The new results do not completely answer the question, he said, but they point in an unexpected direction.
Until now, scholars have suspected that smallpox has been a scourge for millennia.
This fits with historic accounts of outbreaks that seem to resemble the disease together with an observation made by British Egyptologists more than a century ago when the 3,000-year-old mummy of the pharaoh Ramesses V was partially unwrapped and said to exhibit pox-like marks on its withered skin.
The (non-viable) smallpox DNA retrieved from the Lithuanian specimen, which was discovered in a crypt beneath a church in Vilnius and dates back to between 1643 and 1665, tells a different story.
Prior to its discovery, all known strains of smallpox to have their DNA sequenced date from between 1944 and 1977, the year the last naturally occurring case was diagnosed. The disease was eradicated in 1979.
The lack of diversity in those 20th-century strains suggest that vaccination, introduced by Edward Jenner in 1796, had already driven most lineages of the disease to extinction.
The Lithuanian specimen is clearly different from the modern examples, yet not as different as would be expected from a disease that has supposedly existed and diversified in humans for many tens of centuries.
Based on the rate at which genetic mutations naturally accumulate in the virus, Dr. Poinar and his colleagues now calculate that the last common ancestor of all known strains must have been present in the late 1500s.
Perhaps not uncoincidentally, mortality records show that pox does not become especially virulent until the mid-1600s, a time when major epidemics were raging throughout Europe and one that corresponds to the Lithuanian specimen. Together with the genetic data, this points to a fairly recent development in the character of smallpox and its relationship to humans.
The new evidence "asks us to rethink what the history might be if not the one we've always accepted," said Ann Carmichael, a historian of medicine and public health at Indiana University, who was not involved in the study.
Dr. Poinar sees two possible scenarios that explain the team's result.
The first is that smallpox only entered the human population in the 1500s, jumping across the species barrier from an unknown animal reservoir – which, disconcertingly, may still exist somewhere in the world.

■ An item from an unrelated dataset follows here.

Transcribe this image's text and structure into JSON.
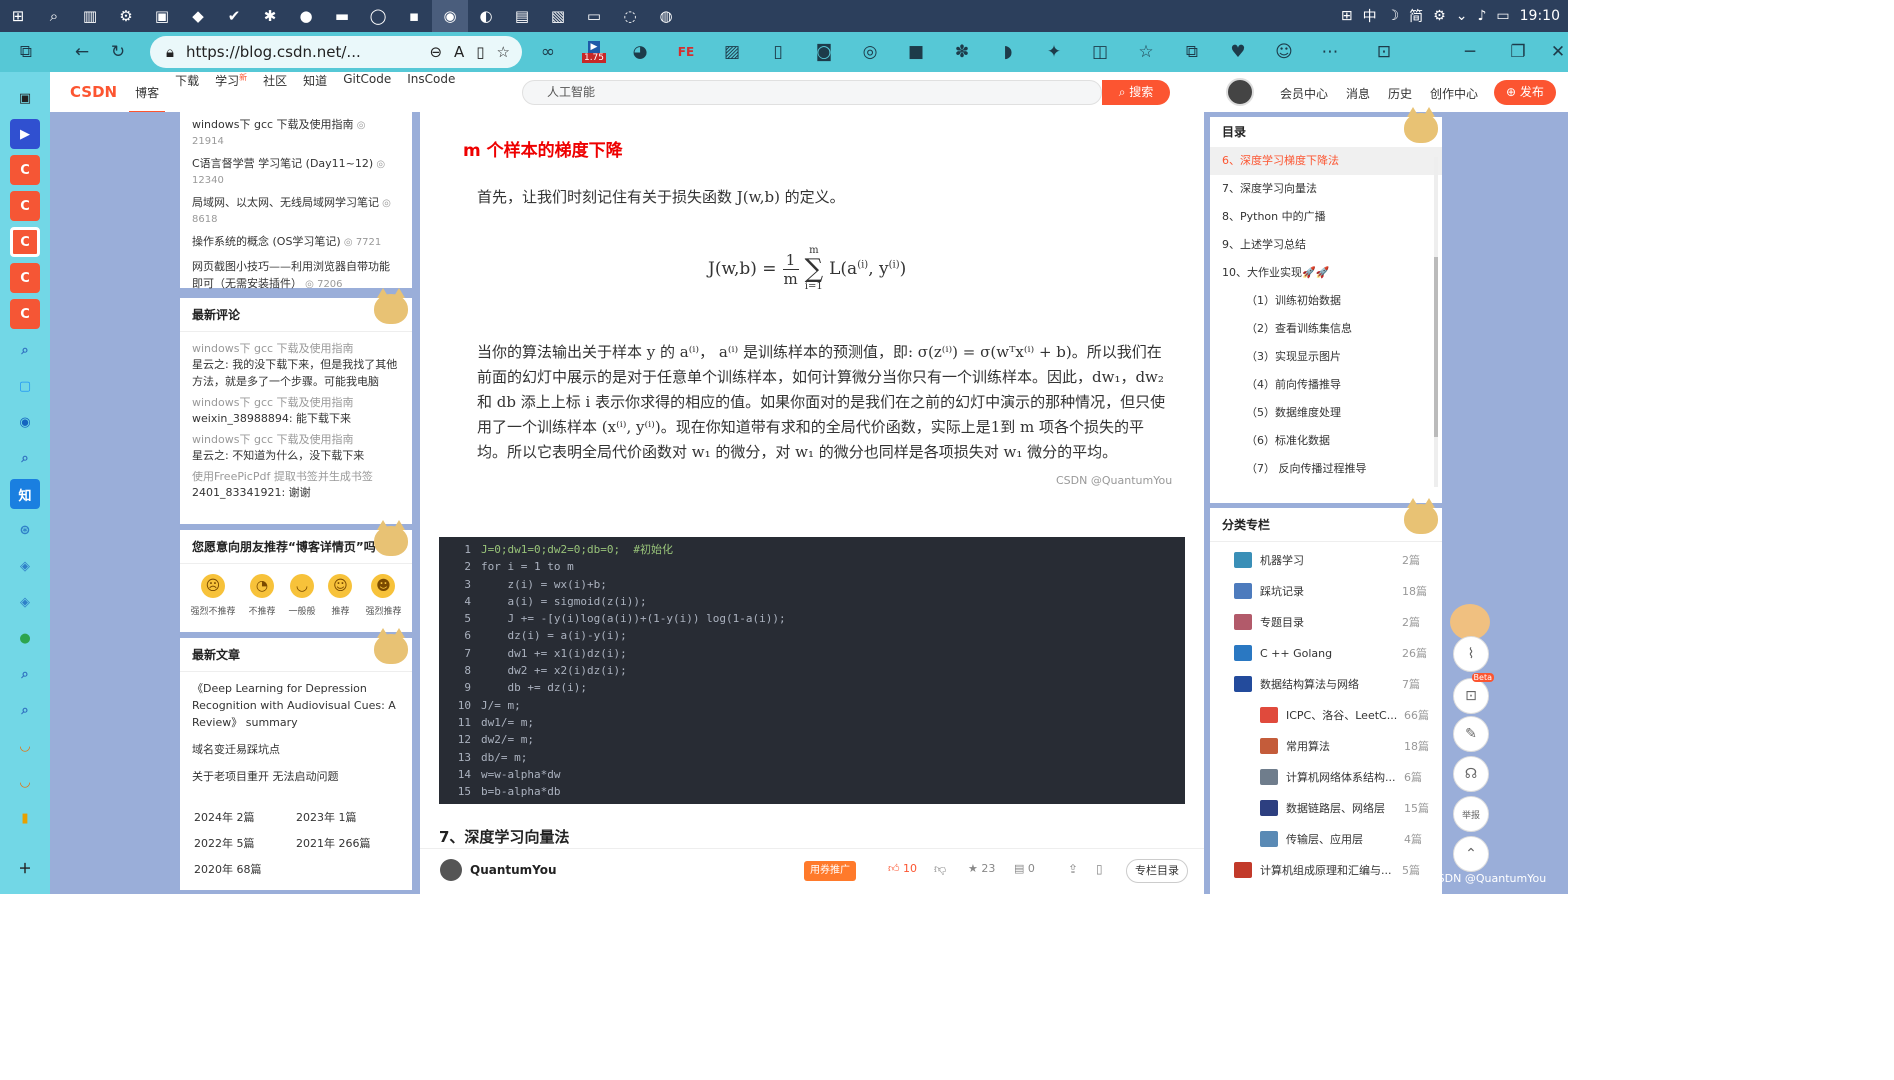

The second is that smallpox evolved quietly in humans for a long period of time, but for an unknown reason become far more virulent some 400 years ago.

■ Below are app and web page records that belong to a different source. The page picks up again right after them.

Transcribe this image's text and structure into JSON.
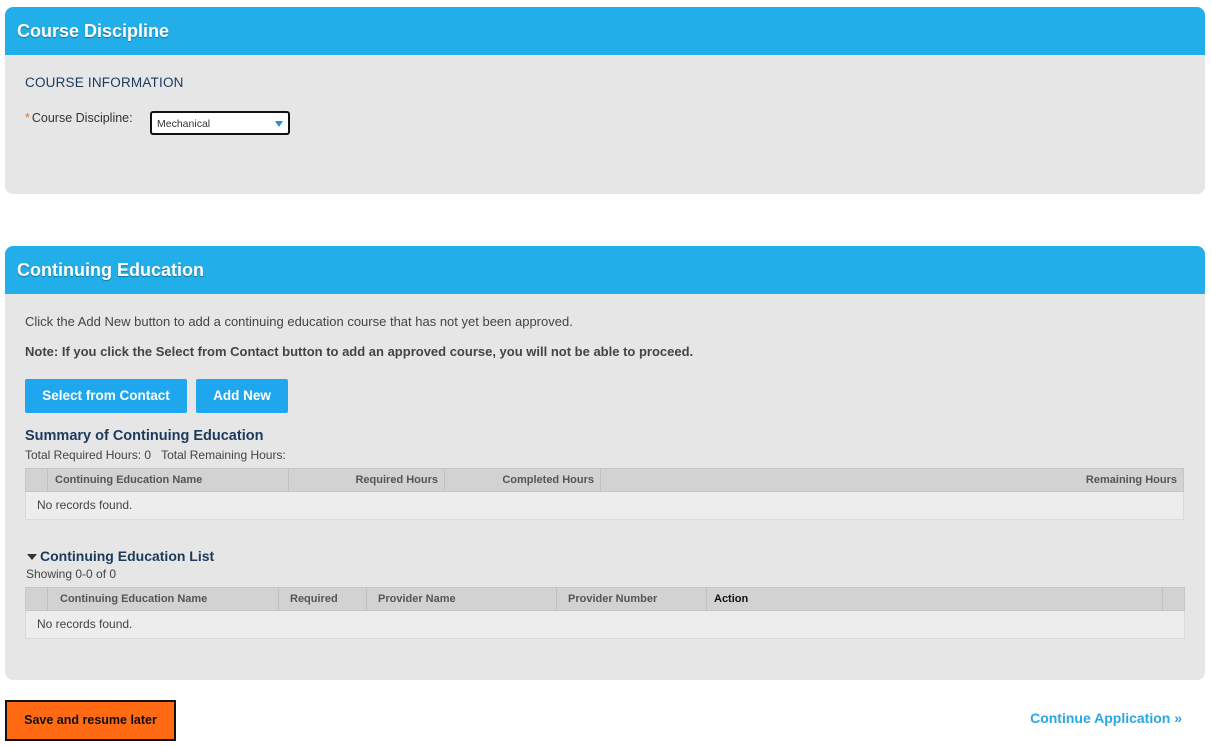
{
  "course_panel": {
    "title": "Course Discipline",
    "section_title": "COURSE INFORMATION",
    "required_marker": "*",
    "field_label": "Course Discipline:",
    "selected_value": "Mechanical"
  },
  "ce_panel": {
    "title": "Continuing Education",
    "instruction": "Click the Add New button to add a continuing education course that has not yet been approved.",
    "note": "Note: If you click the Select from Contact button to add an approved course, you will not be able to proceed.",
    "select_button": "Select from Contact",
    "add_button": "Add New",
    "summary": {
      "title": "Summary of Continuing Education",
      "total_required": "Total Required Hours: 0",
      "total_remaining": "Total Remaining Hours:",
      "columns": [
        "Continuing Education Name",
        "Required Hours",
        "Completed Hours",
        "Remaining Hours"
      ],
      "empty_text": "No records found."
    },
    "list": {
      "title": "Continuing Education List",
      "showing": "Showing 0-0 of 0",
      "columns": [
        "Continuing Education Name",
        "Required",
        "Provider Name",
        "Provider Number",
        "Action"
      ],
      "empty_text": "No records found."
    }
  },
  "footer": {
    "save_button": "Save and resume later",
    "continue_link": "Continue Application »"
  },
  "colors": {
    "header_blue": "#22aee8",
    "button_blue": "#1ea6ee",
    "save_orange": "#ff6a13",
    "link_blue": "#2aa7e0"
  }
}
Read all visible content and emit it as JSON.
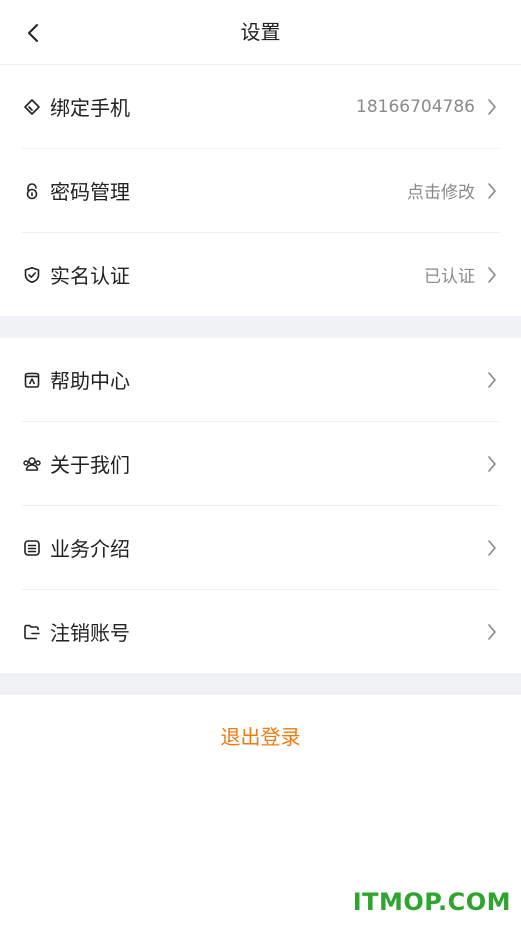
{
  "header": {
    "title": "设置",
    "back_icon": "chevron-left-icon"
  },
  "group1": [
    {
      "label": "绑定手机",
      "value": "18166704786",
      "icon": "tag-icon"
    },
    {
      "label": "密码管理",
      "value": "点击修改",
      "icon": "lock-icon"
    },
    {
      "label": "实名认证",
      "value": "已认证",
      "icon": "shield-check-icon"
    }
  ],
  "group2": [
    {
      "label": "帮助中心",
      "icon": "help-book-icon"
    },
    {
      "label": "关于我们",
      "icon": "group-icon"
    },
    {
      "label": "业务介绍",
      "icon": "list-icon"
    },
    {
      "label": "注销账号",
      "icon": "folder-logout-icon"
    }
  ],
  "logout": {
    "label": "退出登录"
  },
  "watermark": "ITMOP.COM",
  "colors": {
    "accent": "#f07a12",
    "separator": "#f1f2f6",
    "watermark": "#2ea52e"
  }
}
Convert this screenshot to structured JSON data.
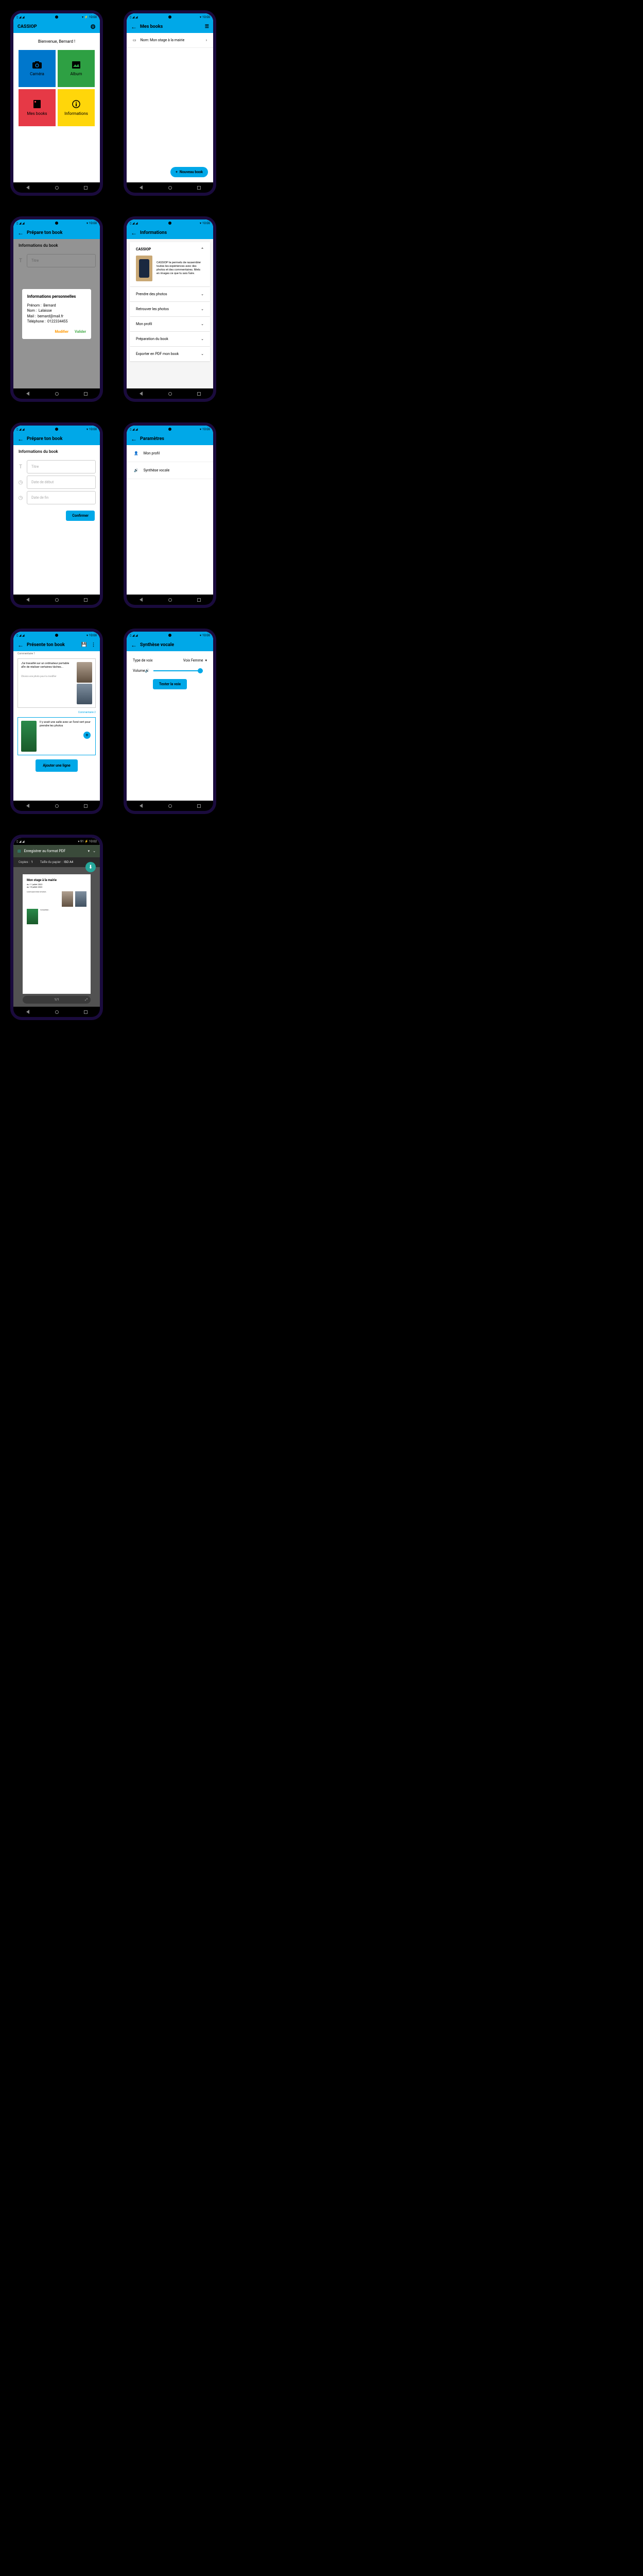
{
  "status": {
    "time": "10:00",
    "signal": "▫▫",
    "wifi_icon": "wifi",
    "battery": "80%"
  },
  "nav": {
    "back": "◀",
    "home": "●",
    "recent": "■"
  },
  "s1": {
    "title": "CASSIOP",
    "welcome": "Bienvenue, Bernard !",
    "tiles": {
      "camera": "Caméra",
      "album": "Album",
      "books": "Mes books",
      "info": "Informations"
    }
  },
  "s2": {
    "title": "Mes books",
    "item_label": "Nom: Mon stage à la mairie",
    "fab": "Nouveau book"
  },
  "s3": {
    "title": "Prépare ton book",
    "section": "Informations du book",
    "field_title": "Titre",
    "dialog_title": "Informations personnelles",
    "prenom_l": "Prénom :",
    "prenom_v": "Bernard",
    "nom_l": "Nom :",
    "nom_v": "Lalaisse",
    "mail_l": "Mail :",
    "mail_v": "bernard@mail.fr",
    "tel_l": "Téléphone :",
    "tel_v": "0122334455",
    "modify": "Modifier",
    "validate": "Valider"
  },
  "s4": {
    "title": "Informations",
    "app_name": "CASSIOP",
    "desc": "CASSIOP te permets de rassembler toutes les expériences avec des photos et des commentaires. Mets en images ce que tu sais faire.",
    "items": [
      "Prendre des photos",
      "Retrouver les photos",
      "Mon profil",
      "Préparation du book",
      "Exporter en PDF mon book"
    ]
  },
  "s5": {
    "title": "Prépare ton book",
    "section": "Informations du book",
    "f1": "Titre",
    "f2": "Date de début",
    "f3": "Date de fin",
    "confirm": "Confirmer"
  },
  "s6": {
    "title": "Paramètres",
    "r1": "Mon profil",
    "r2": "Synthèse vocale"
  },
  "s7": {
    "title": "Présente ton book",
    "c1_label": "Commentaire 1",
    "c1_text": "J'ai travaillé sur un ordinateur portable afin de réaliser certaines tâches...",
    "c1_hint": "Choisis une photo pour la modifier",
    "c2_label": "Commentaire 2",
    "c2_text": "Il y avait une salle avec un fond vert pour prendre les photos",
    "add": "Ajouter une ligne"
  },
  "s8": {
    "title": "Synthèse vocale",
    "type_l": "Type de voix",
    "type_v": "Voix Femme",
    "vol_l": "Volume",
    "test": "Tester la voix"
  },
  "s9": {
    "title": "Enregistrer au format PDF",
    "copies_l": "Copies :",
    "copies_v": "1",
    "size_l": "Taille du papier :",
    "size_v": "ISO A4",
    "doc_title": "Mon stage à la mairie",
    "doc_dates": "du 11 juillet 2022\nau 15 juillet 2022",
    "page": "1/1"
  }
}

Either scenario suggests scientists have missed something important about a virus that was responsible for the deaths of hundreds of millions of individuals.
It also suggests that people today inhabit a more volatile and unpredictable viral environment than epidemiologists would like to imagine.
"Although there are important holes to fill in the historical record, the story is compelling," said Ian Lipkin, director of the Center for Infection and Immunity at Columbia University in New York. He added that the new study suggests that slave-trafficking is likely what brought the disease to the Americas.
Dr. Poinar said there are more potential specimens to be sampled and that the advent of technologies for retrieving and sequencing centuries-old DNA from viruses is likely to continue to change the established picture of the great epidemics that shaped human history.